• Assigned task: Copy every record exactly, with nothing left out.

%%

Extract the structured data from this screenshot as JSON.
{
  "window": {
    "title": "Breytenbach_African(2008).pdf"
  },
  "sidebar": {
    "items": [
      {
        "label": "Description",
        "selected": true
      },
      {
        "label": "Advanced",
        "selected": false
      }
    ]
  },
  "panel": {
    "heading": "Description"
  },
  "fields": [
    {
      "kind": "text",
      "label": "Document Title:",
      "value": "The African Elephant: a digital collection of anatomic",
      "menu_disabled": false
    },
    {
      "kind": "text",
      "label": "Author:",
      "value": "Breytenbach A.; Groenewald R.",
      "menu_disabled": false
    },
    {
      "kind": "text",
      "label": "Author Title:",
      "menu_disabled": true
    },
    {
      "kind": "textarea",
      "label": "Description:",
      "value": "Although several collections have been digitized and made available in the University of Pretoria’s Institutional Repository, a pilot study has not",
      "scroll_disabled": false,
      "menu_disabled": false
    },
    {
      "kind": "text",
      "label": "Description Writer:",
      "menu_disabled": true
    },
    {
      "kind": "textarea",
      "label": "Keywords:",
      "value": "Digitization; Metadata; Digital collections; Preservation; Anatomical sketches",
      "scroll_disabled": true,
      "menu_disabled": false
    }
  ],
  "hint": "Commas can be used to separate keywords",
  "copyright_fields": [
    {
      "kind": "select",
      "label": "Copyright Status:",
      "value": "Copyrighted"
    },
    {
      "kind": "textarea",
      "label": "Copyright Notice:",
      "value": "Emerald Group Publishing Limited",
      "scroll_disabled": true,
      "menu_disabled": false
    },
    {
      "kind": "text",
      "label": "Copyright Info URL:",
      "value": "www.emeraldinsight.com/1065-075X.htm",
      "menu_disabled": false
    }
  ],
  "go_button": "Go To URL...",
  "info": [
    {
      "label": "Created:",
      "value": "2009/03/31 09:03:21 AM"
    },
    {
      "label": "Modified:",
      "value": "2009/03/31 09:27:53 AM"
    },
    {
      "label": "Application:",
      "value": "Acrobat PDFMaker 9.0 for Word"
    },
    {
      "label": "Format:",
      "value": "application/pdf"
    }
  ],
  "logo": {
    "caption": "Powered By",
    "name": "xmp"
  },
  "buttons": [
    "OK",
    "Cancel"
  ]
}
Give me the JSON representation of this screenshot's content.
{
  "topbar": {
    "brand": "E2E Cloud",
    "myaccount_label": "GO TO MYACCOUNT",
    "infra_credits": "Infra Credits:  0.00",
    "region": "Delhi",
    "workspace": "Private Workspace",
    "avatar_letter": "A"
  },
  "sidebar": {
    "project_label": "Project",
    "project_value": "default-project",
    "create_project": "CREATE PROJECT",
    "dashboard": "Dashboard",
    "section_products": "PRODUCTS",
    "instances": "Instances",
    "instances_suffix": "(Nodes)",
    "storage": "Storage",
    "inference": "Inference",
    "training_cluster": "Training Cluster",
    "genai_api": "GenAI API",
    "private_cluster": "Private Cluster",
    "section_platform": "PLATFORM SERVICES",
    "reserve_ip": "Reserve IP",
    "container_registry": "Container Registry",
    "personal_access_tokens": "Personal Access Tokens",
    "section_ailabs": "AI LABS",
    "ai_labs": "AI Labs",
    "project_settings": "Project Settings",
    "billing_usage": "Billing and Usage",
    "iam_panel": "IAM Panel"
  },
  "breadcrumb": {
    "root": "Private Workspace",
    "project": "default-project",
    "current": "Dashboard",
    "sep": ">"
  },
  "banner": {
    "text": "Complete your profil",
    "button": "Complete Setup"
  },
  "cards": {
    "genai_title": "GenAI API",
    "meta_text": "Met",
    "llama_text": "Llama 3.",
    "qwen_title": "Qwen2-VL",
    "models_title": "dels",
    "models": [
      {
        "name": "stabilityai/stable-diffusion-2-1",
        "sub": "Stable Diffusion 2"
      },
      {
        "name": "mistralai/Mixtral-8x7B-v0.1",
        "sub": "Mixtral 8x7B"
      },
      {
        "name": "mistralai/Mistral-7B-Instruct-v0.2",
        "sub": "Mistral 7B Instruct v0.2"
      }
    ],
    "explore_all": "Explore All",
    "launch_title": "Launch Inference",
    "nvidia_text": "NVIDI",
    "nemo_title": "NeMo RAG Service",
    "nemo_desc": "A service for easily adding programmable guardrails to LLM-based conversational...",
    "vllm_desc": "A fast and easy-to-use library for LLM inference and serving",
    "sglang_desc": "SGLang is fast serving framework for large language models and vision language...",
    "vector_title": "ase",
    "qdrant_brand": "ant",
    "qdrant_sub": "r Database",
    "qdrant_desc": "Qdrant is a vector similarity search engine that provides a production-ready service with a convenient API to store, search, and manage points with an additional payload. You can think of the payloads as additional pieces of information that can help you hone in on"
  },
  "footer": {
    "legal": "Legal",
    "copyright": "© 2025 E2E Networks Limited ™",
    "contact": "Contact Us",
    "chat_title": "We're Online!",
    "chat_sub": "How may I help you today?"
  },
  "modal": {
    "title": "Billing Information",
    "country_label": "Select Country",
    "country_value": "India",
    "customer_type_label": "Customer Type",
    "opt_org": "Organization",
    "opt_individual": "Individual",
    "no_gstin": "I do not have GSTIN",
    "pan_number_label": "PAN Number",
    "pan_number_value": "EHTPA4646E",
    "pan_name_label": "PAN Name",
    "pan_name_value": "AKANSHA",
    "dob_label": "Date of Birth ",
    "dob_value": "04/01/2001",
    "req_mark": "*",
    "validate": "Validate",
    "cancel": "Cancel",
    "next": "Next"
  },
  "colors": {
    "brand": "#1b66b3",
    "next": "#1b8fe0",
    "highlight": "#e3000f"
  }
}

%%

• Written response:
Extract the structured data from this screenshot as JSON.
{
  "window": {
    "title": "Breytenbach_African(2008).pdf"
  },
  "sidebar": {
    "items": [
      {
        "label": "Description",
        "selected": true
      },
      {
        "label": "Advanced",
        "selected": false
      }
    ]
  },
  "panel": {
    "heading": "Description"
  },
  "fields": [
    {
      "kind": "text",
      "label": "Document Title:",
      "value": "The African Elephant: a digital collection of anatomic",
      "menu_disabled": false
    },
    {
      "kind": "text",
      "label": "Author:",
      "value": "Breytenbach A.; Groenewald R.",
      "menu_disabled": false
    },
    {
      "kind": "text",
      "label": "Author Title:",
      "menu_disabled": true
    },
    {
      "kind": "textarea",
      "label": "Description:",
      "value": "Although several collections have been digitized and made available in the University of Pretoria’s Institutional Repository, a pilot study has not",
      "scroll_disabled": false,
      "menu_disabled": false
    },
    {
      "kind": "text",
      "label": "Description Writer:",
      "menu_disabled": true
    },
    {
      "kind": "textarea",
      "label": "Keywords:",
      "value": "Digitization; Metadata; Digital collections; Preservation; Anatomical sketches",
      "scroll_disabled": true,
      "menu_disabled": false
    }
  ],
  "hint": "Commas can be used to separate keywords",
  "copyright_fields": [
    {
      "kind": "select",
      "label": "Copyright Status:",
      "value": "Copyrighted"
    },
    {
      "kind": "textarea",
      "label": "Copyright Notice:",
      "value": "Emerald Group Publishing Limited",
      "scroll_disabled": true,
      "menu_disabled": false
    },
    {
      "kind": "text",
      "label": "Copyright Info URL:",
      "value": "www.emeraldinsight.com/1065-075X.htm",
      "menu_disabled": false
    }
  ],
  "go_button": "Go To URL...",
  "info": [
    {
      "label": "Created:",
      "value": "2009/03/31 09:03:21 AM"
    },
    {
      "label": "Modified:",
      "value": "2009/03/31 09:27:53 AM"
    },
    {
      "label": "Application:",
      "value": "Acrobat PDFMaker 9.0 for Word"
    },
    {
      "label": "Format:",
      "value": "application/pdf"
    }
  ],
  "logo": {
    "caption": "Powered By",
    "name": "xmp"
  },
  "buttons": [
    "OK",
    "Cancel"
  ]
}
Give me the JSON representation of this screenshot's content.
{
  "topbar": {
    "brand": "E2E Cloud",
    "myaccount_label": "GO TO MYACCOUNT",
    "infra_credits": "Infra Credits:  0.00",
    "region": "Delhi",
    "workspace": "Private Workspace",
    "avatar_letter": "A"
  },
  "sidebar": {
    "project_label": "Project",
    "project_value": "default-project",
    "create_project": "CREATE PROJECT",
    "dashboard": "Dashboard",
    "section_products": "PRODUCTS",
    "instances": "Instances",
    "instances_suffix": "(Nodes)",
    "storage": "Storage",
    "inference": "Inference",
    "training_cluster": "Training Cluster",
    "genai_api": "GenAI API",
    "private_cluster": "Private Cluster",
    "section_platform": "PLATFORM SERVICES",
    "reserve_ip": "Reserve IP",
    "container_registry": "Container Registry",
    "personal_access_tokens": "Personal Access Tokens",
    "section_ailabs": "AI LABS",
    "ai_labs": "AI Labs",
    "project_settings": "Project Settings",
    "billing_usage": "Billing and Usage",
    "iam_panel": "IAM Panel"
  },
  "breadcrumb": {
    "root": "Private Workspace",
    "project": "default-project",
    "current": "Dashboard",
    "sep": ">"
  },
  "banner": {
    "text": "Complete your profil",
    "button": "Complete Setup"
  },
  "cards": {
    "genai_title": "GenAI API",
    "meta_text": "Met",
    "llama_text": "Llama 3.",
    "qwen_title": "Qwen2-VL",
    "models_title": "dels",
    "models": [
      {
        "name": "stabilityai/stable-diffusion-2-1",
        "sub": "Stable Diffusion 2"
      },
      {
        "name": "mistralai/Mixtral-8x7B-v0.1",
        "sub": "Mixtral 8x7B"
      },
      {
        "name": "mistralai/Mistral-7B-Instruct-v0.2",
        "sub": "Mistral 7B Instruct v0.2"
      }
    ],
    "explore_all": "Explore All",
    "launch_title": "Launch Inference",
    "nvidia_text": "NVIDI",
    "nemo_title": "NeMo RAG Service",
    "nemo_desc": "A service for easily adding programmable guardrails to LLM-based conversational...",
    "vllm_desc": "A fast and easy-to-use library for LLM inference and serving",
    "sglang_desc": "SGLang is fast serving framework for large language models and vision language...",
    "vector_title": "ase",
    "qdrant_brand": "ant",
    "qdrant_sub": "r Database",
    "qdrant_desc": "Qdrant is a vector similarity search engine that provides a production-ready service with a convenient API to store, search, and manage points with an additional payload. You can think of the payloads as additional pieces of information that can help you hone in on"
  },
  "footer": {
    "legal": "Legal",
    "copyright": "© 2025 E2E Networks Limited ™",
    "contact": "Contact Us",
    "chat_title": "We're Online!",
    "chat_sub": "How may I help you today?"
  },
  "modal": {
    "title": "Billing Information",
    "country_label": "Select Country",
    "country_value": "India",
    "customer_type_label": "Customer Type",
    "opt_org": "Organization",
    "opt_individual": "Individual",
    "no_gstin": "I do not have GSTIN",
    "pan_number_label": "PAN Number",
    "pan_number_value": "EHTPA4646E",
    "pan_name_label": "PAN Name",
    "pan_name_value": "AKANSHA",
    "dob_label": "Date of Birth ",
    "dob_value": "04/01/2001",
    "req_mark": "*",
    "validate": "Validate",
    "cancel": "Cancel",
    "next": "Next"
  },
  "colors": {
    "brand": "#1b66b3",
    "next": "#1b8fe0",
    "highlight": "#e3000f"
  }
}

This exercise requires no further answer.